───── DATASET EXCERPTS ─────

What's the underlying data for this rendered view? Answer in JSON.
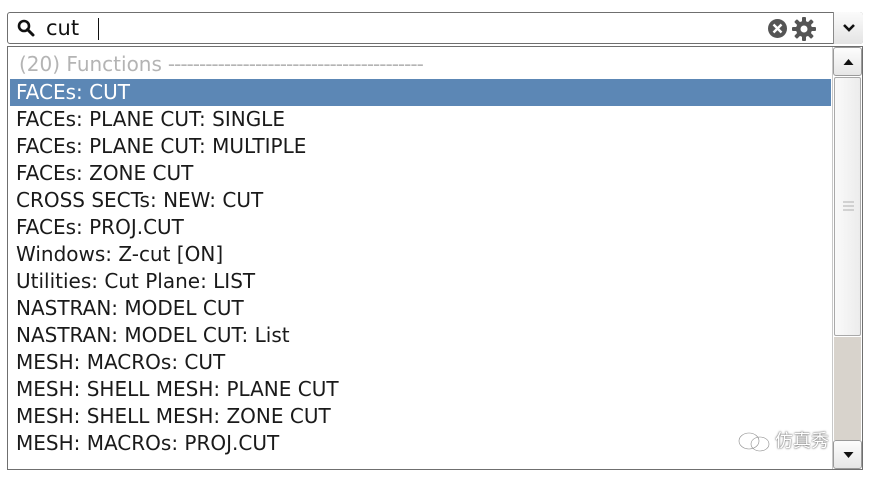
{
  "search": {
    "value": "cut",
    "icons": {
      "search": "magnifier-icon",
      "clear": "clear-circle-x-icon",
      "settings": "gear-icon",
      "dropdown": "chevron-down-icon"
    }
  },
  "results": {
    "header_label": "(20) Functions",
    "header_dashes": "-----------------------------------------",
    "items": [
      "FACEs: CUT",
      "FACEs: PLANE CUT: SINGLE",
      "FACEs: PLANE CUT: MULTIPLE",
      "FACEs: ZONE CUT",
      "CROSS SECTs: NEW: CUT",
      "FACEs: PROJ.CUT",
      "Windows: Z-cut [ON]",
      "Utilities: Cut Plane: LIST",
      "NASTRAN: MODEL CUT",
      "NASTRAN: MODEL CUT: List",
      "MESH: MACROs: CUT",
      "MESH: SHELL MESH: PLANE CUT",
      "MESH: SHELL MESH: ZONE CUT",
      "MESH: MACROs: PROJ.CUT"
    ],
    "selected_index": 0
  },
  "watermark": {
    "text": "仿真秀"
  },
  "colors": {
    "selection": "#5c87b5",
    "header_text": "#b4b4b4",
    "scroll_track": "#d8d3cc"
  }
}
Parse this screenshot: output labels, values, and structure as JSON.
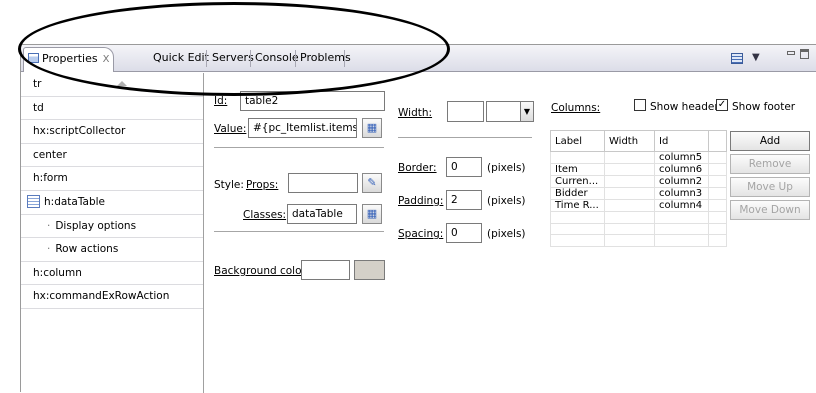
{
  "tabs": [
    {
      "label": "Properties",
      "active": true
    },
    {
      "label": "Quick Edit"
    },
    {
      "label": "Servers"
    },
    {
      "label": "Console"
    },
    {
      "label": "Problems"
    }
  ],
  "tab_close": "X",
  "tag_list": [
    {
      "label": "tr"
    },
    {
      "label": "td"
    },
    {
      "label": "hx:scriptCollector"
    },
    {
      "label": "center"
    },
    {
      "label": "h:form"
    },
    {
      "label": "h:dataTable"
    },
    {
      "label": "Display options"
    },
    {
      "label": "Row actions"
    },
    {
      "label": "h:column"
    },
    {
      "label": "hx:commandExRowAction"
    }
  ],
  "form": {
    "id_label": "Id:",
    "id_value": "table2",
    "value_label": "Value:",
    "value_value": "#{pc_Itemlist.items}",
    "style_label": "Style:",
    "props_label": "Props:",
    "props_value": "",
    "classes_label": "Classes:",
    "classes_value": "dataTable",
    "background_label": "Background color:",
    "width_label": "Width:",
    "width_value": "",
    "border_label": "Border:",
    "border_value": "0",
    "padding_label": "Padding:",
    "padding_value": "2",
    "spacing_label": "Spacing:",
    "spacing_value": "0",
    "pixels_label": "(pixels)"
  },
  "columns": {
    "label": "Columns:",
    "show_header_label": "Show header",
    "show_header_checked": false,
    "show_footer_label": "Show footer",
    "show_footer_checked": true,
    "headers": [
      "Label",
      "Width",
      "Id"
    ],
    "rows": [
      {
        "label": "",
        "width": "",
        "id": "column5"
      },
      {
        "label": "Item",
        "width": "",
        "id": "column6"
      },
      {
        "label": "Curren...",
        "width": "",
        "id": "column2"
      },
      {
        "label": "Bidder",
        "width": "",
        "id": "column3"
      },
      {
        "label": "Time R...",
        "width": "",
        "id": "column4"
      }
    ],
    "buttons": {
      "add": "Add",
      "remove": "Remove",
      "move_up": "Move Up",
      "move_down": "Move Down"
    }
  }
}
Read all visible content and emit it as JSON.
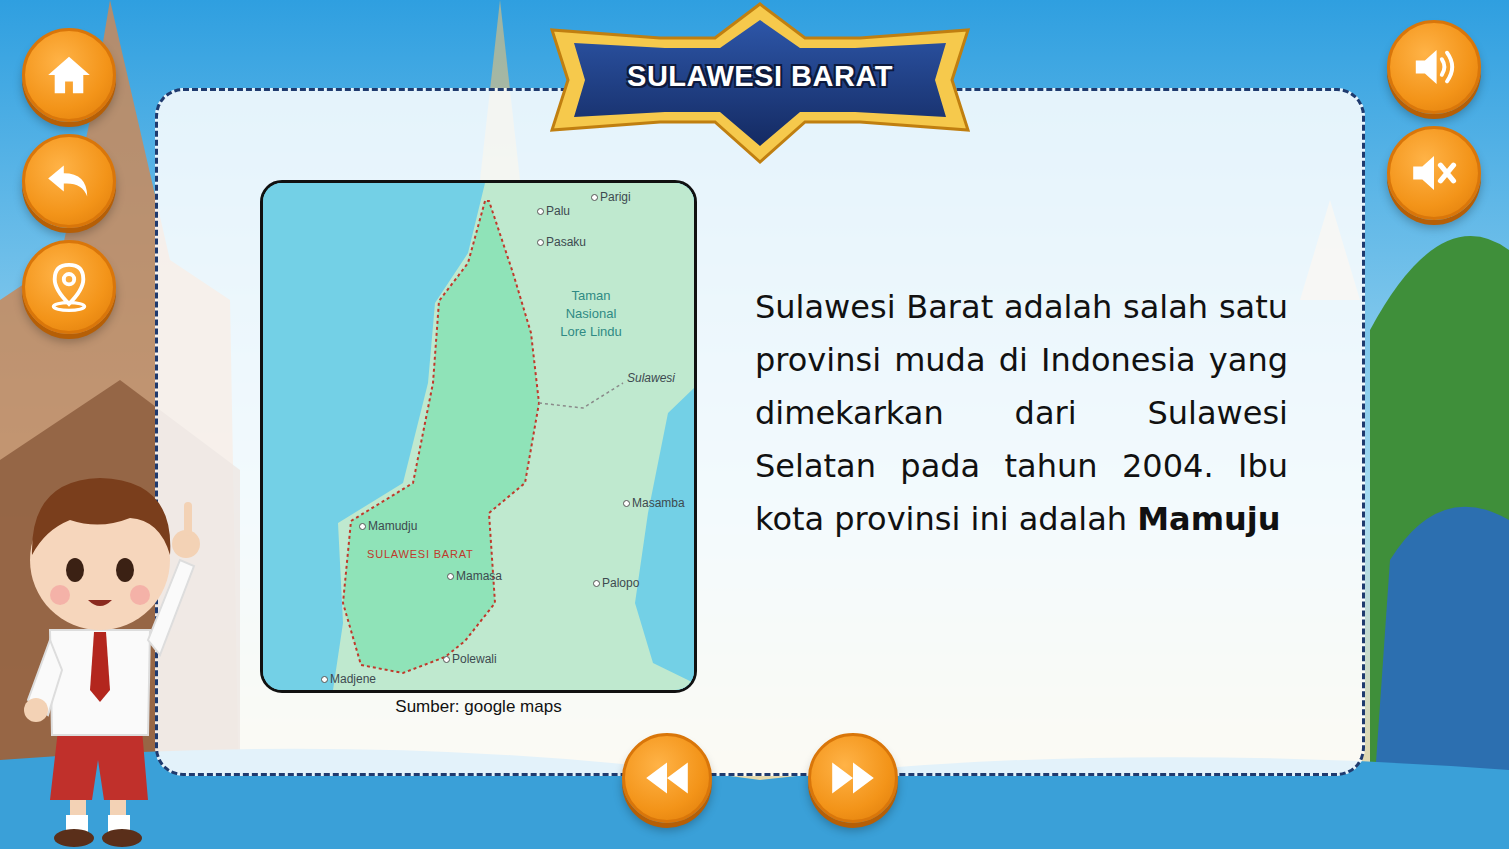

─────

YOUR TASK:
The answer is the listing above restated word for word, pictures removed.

RESPONSE TO THE TASK:
What's the underlying data for this rendered view? Answer in JSON.
{
  "search": {
    "value": "cut",
    "icons": {
      "search": "magnifier-icon",
      "clear": "clear-circle-x-icon",
      "settings": "gear-icon",
      "dropdown": "chevron-down-icon"
    }
  },
  "results": {
    "header_label": "(20) Functions",
    "header_dashes": "-----------------------------------------",
    "items": [
      "FACEs: CUT",
      "FACEs: PLANE CUT: SINGLE",
      "FACEs: PLANE CUT: MULTIPLE",
      "FACEs: ZONE CUT",
      "CROSS SECTs: NEW: CUT",
      "FACEs: PROJ.CUT",
      "Windows: Z-cut [ON]",
      "Utilities: Cut Plane: LIST",
      "NASTRAN: MODEL CUT",
      "NASTRAN: MODEL CUT: List",
      "MESH: MACROs: CUT",
      "MESH: SHELL MESH: PLANE CUT",
      "MESH: SHELL MESH: ZONE CUT",
      "MESH: MACROs: PROJ.CUT"
    ],
    "selected_index": 0
  },
  "watermark": {
    "text": "仿真秀"
  },
  "colors": {
    "selection": "#5c87b5",
    "header_text": "#b4b4b4",
    "scroll_track": "#d8d3cc"
  }
}
Parse this screenshot: output labels, values, and structure as JSON.
{
  "tabs": [
    {
      "label": "Properties",
      "active": true
    },
    {
      "label": "Quick Edit"
    },
    {
      "label": "Servers"
    },
    {
      "label": "Console"
    },
    {
      "label": "Problems"
    }
  ],
  "tab_close": "X",
  "tag_list": [
    {
      "label": "tr"
    },
    {
      "label": "td"
    },
    {
      "label": "hx:scriptCollector"
    },
    {
      "label": "center"
    },
    {
      "label": "h:form"
    },
    {
      "label": "h:dataTable"
    },
    {
      "label": "Display options"
    },
    {
      "label": "Row actions"
    },
    {
      "label": "h:column"
    },
    {
      "label": "hx:commandExRowAction"
    }
  ],
  "form": {
    "id_label": "Id:",
    "id_value": "table2",
    "value_label": "Value:",
    "value_value": "#{pc_Itemlist.items}",
    "style_label": "Style:",
    "props_label": "Props:",
    "props_value": "",
    "classes_label": "Classes:",
    "classes_value": "dataTable",
    "background_label": "Background color:",
    "width_label": "Width:",
    "width_value": "",
    "border_label": "Border:",
    "border_value": "0",
    "padding_label": "Padding:",
    "padding_value": "2",
    "spacing_label": "Spacing:",
    "spacing_value": "0",
    "pixels_label": "(pixels)"
  },
  "columns": {
    "label": "Columns:",
    "show_header_label": "Show header",
    "show_header_checked": false,
    "show_footer_label": "Show footer",
    "show_footer_checked": true,
    "headers": [
      "Label",
      "Width",
      "Id"
    ],
    "rows": [
      {
        "label": "",
        "width": "",
        "id": "column5"
      },
      {
        "label": "Item",
        "width": "",
        "id": "column6"
      },
      {
        "label": "Curren...",
        "width": "",
        "id": "column2"
      },
      {
        "label": "Bidder",
        "width": "",
        "id": "column3"
      },
      {
        "label": "Time R...",
        "width": "",
        "id": "column4"
      }
    ],
    "buttons": {
      "add": "Add",
      "remove": "Remove",
      "move_up": "Move Up",
      "move_down": "Move Down"
    }
  }
}
Read all visible content and emit it as JSON.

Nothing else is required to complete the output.